TASK DIRECTIONS: Each record that follows is to be output in full, precisely as written.

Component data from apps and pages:
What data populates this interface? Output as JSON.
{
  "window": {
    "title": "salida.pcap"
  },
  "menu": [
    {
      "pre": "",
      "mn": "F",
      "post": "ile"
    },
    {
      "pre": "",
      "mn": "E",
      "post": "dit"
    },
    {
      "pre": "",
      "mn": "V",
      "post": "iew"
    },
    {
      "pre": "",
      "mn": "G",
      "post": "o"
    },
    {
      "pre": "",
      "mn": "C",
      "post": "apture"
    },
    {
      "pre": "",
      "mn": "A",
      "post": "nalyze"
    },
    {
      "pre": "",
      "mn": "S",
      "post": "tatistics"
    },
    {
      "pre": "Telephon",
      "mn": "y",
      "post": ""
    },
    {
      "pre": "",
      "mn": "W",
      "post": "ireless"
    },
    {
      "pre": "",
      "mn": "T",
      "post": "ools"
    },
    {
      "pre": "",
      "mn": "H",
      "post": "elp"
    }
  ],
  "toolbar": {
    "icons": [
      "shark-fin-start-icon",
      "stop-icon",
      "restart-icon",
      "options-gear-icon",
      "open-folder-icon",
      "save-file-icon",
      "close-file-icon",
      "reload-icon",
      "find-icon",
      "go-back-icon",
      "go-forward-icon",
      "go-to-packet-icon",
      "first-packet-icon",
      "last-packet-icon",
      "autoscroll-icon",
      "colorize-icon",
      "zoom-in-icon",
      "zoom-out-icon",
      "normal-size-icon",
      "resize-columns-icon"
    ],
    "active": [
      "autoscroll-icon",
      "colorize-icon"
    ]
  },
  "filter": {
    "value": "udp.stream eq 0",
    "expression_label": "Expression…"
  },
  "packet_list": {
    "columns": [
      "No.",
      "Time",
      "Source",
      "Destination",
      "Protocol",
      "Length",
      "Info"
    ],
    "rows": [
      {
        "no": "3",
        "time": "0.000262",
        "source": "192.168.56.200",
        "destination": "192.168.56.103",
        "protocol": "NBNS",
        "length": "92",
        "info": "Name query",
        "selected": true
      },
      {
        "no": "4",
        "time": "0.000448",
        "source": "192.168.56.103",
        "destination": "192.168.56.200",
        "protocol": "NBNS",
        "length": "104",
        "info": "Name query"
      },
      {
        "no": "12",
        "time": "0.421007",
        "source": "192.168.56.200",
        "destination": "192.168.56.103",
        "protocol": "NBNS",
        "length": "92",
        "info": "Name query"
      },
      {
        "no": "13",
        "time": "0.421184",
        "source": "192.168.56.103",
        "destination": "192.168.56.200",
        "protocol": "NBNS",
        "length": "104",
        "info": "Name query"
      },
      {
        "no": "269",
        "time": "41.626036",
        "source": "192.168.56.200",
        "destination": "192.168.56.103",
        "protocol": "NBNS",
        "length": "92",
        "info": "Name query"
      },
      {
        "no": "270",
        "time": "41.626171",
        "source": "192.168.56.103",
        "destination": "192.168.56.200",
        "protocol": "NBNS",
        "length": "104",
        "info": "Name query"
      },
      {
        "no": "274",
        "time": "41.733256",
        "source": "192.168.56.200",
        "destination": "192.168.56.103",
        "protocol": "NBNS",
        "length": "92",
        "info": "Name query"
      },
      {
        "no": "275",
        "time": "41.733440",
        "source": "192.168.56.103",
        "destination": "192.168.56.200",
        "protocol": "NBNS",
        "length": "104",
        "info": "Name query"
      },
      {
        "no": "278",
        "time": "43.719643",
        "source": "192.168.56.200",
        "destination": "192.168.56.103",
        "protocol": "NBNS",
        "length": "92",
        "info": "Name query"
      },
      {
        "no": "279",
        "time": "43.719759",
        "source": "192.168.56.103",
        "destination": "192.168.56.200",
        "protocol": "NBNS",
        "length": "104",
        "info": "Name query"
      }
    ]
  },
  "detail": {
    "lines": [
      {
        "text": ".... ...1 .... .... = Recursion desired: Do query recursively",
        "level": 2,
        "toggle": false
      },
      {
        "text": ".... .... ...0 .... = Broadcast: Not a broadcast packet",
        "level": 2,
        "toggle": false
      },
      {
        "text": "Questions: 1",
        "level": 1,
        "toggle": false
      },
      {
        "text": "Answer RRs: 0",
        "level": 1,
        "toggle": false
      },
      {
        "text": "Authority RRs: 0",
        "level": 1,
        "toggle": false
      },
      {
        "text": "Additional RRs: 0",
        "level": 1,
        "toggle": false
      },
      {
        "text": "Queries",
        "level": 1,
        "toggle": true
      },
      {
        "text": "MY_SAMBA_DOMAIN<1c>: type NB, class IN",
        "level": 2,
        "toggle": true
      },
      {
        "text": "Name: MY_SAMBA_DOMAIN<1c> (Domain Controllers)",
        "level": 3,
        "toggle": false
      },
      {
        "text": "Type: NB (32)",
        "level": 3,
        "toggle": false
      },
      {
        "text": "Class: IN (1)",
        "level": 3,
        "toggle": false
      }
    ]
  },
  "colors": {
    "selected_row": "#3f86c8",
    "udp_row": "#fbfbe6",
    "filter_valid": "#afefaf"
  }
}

YOUR SOLUTION:
What data populates this interface? Output as JSON.
{
  "window": {
    "title": "salida.pcap"
  },
  "menu": [
    {
      "pre": "",
      "mn": "F",
      "post": "ile"
    },
    {
      "pre": "",
      "mn": "E",
      "post": "dit"
    },
    {
      "pre": "",
      "mn": "V",
      "post": "iew"
    },
    {
      "pre": "",
      "mn": "G",
      "post": "o"
    },
    {
      "pre": "",
      "mn": "C",
      "post": "apture"
    },
    {
      "pre": "",
      "mn": "A",
      "post": "nalyze"
    },
    {
      "pre": "",
      "mn": "S",
      "post": "tatistics"
    },
    {
      "pre": "Telephon",
      "mn": "y",
      "post": ""
    },
    {
      "pre": "",
      "mn": "W",
      "post": "ireless"
    },
    {
      "pre": "",
      "mn": "T",
      "post": "ools"
    },
    {
      "pre": "",
      "mn": "H",
      "post": "elp"
    }
  ],
  "toolbar": {
    "icons": [
      "shark-fin-start-icon",
      "stop-icon",
      "restart-icon",
      "options-gear-icon",
      "open-folder-icon",
      "save-file-icon",
      "close-file-icon",
      "reload-icon",
      "find-icon",
      "go-back-icon",
      "go-forward-icon",
      "go-to-packet-icon",
      "first-packet-icon",
      "last-packet-icon",
      "autoscroll-icon",
      "colorize-icon",
      "zoom-in-icon",
      "zoom-out-icon",
      "normal-size-icon",
      "resize-columns-icon"
    ],
    "active": [
      "autoscroll-icon",
      "colorize-icon"
    ]
  },
  "filter": {
    "value": "udp.stream eq 0",
    "expression_label": "Expression…"
  },
  "packet_list": {
    "columns": [
      "No.",
      "Time",
      "Source",
      "Destination",
      "Protocol",
      "Length",
      "Info"
    ],
    "rows": [
      {
        "no": "3",
        "time": "0.000262",
        "source": "192.168.56.200",
        "destination": "192.168.56.103",
        "protocol": "NBNS",
        "length": "92",
        "info": "Name query",
        "selected": true
      },
      {
        "no": "4",
        "time": "0.000448",
        "source": "192.168.56.103",
        "destination": "192.168.56.200",
        "protocol": "NBNS",
        "length": "104",
        "info": "Name query"
      },
      {
        "no": "12",
        "time": "0.421007",
        "source": "192.168.56.200",
        "destination": "192.168.56.103",
        "protocol": "NBNS",
        "length": "92",
        "info": "Name query"
      },
      {
        "no": "13",
        "time": "0.421184",
        "source": "192.168.56.103",
        "destination": "192.168.56.200",
        "protocol": "NBNS",
        "length": "104",
        "info": "Name query"
      },
      {
        "no": "269",
        "time": "41.626036",
        "source": "192.168.56.200",
        "destination": "192.168.56.103",
        "protocol": "NBNS",
        "length": "92",
        "info": "Name query"
      },
      {
        "no": "270",
        "time": "41.626171",
        "source": "192.168.56.103",
        "destination": "192.168.56.200",
        "protocol": "NBNS",
        "length": "104",
        "info": "Name query"
      },
      {
        "no": "274",
        "time": "41.733256",
        "source": "192.168.56.200",
        "destination": "192.168.56.103",
        "protocol": "NBNS",
        "length": "92",
        "info": "Name query"
      },
      {
        "no": "275",
        "time": "41.733440",
        "source": "192.168.56.103",
        "destination": "192.168.56.200",
        "protocol": "NBNS",
        "length": "104",
        "info": "Name query"
      },
      {
        "no": "278",
        "time": "43.719643",
        "source": "192.168.56.200",
        "destination": "192.168.56.103",
        "protocol": "NBNS",
        "length": "92",
        "info": "Name query"
      },
      {
        "no": "279",
        "time": "43.719759",
        "source": "192.168.56.103",
        "destination": "192.168.56.200",
        "protocol": "NBNS",
        "length": "104",
        "info": "Name query"
      }
    ]
  },
  "detail": {
    "lines": [
      {
        "text": ".... ...1 .... .... = Recursion desired: Do query recursively",
        "level": 2,
        "toggle": false
      },
      {
        "text": ".... .... ...0 .... = Broadcast: Not a broadcast packet",
        "level": 2,
        "toggle": false
      },
      {
        "text": "Questions: 1",
        "level": 1,
        "toggle": false
      },
      {
        "text": "Answer RRs: 0",
        "level": 1,
        "toggle": false
      },
      {
        "text": "Authority RRs: 0",
        "level": 1,
        "toggle": false
      },
      {
        "text": "Additional RRs: 0",
        "level": 1,
        "toggle": false
      },
      {
        "text": "Queries",
        "level": 1,
        "toggle": true
      },
      {
        "text": "MY_SAMBA_DOMAIN<1c>: type NB, class IN",
        "level": 2,
        "toggle": true
      },
      {
        "text": "Name: MY_SAMBA_DOMAIN<1c> (Domain Controllers)",
        "level": 3,
        "toggle": false
      },
      {
        "text": "Type: NB (32)",
        "level": 3,
        "toggle": false
      },
      {
        "text": "Class: IN (1)",
        "level": 3,
        "toggle": false
      }
    ]
  },
  "colors": {
    "selected_row": "#3f86c8",
    "udp_row": "#fbfbe6",
    "filter_valid": "#afefaf"
  }
}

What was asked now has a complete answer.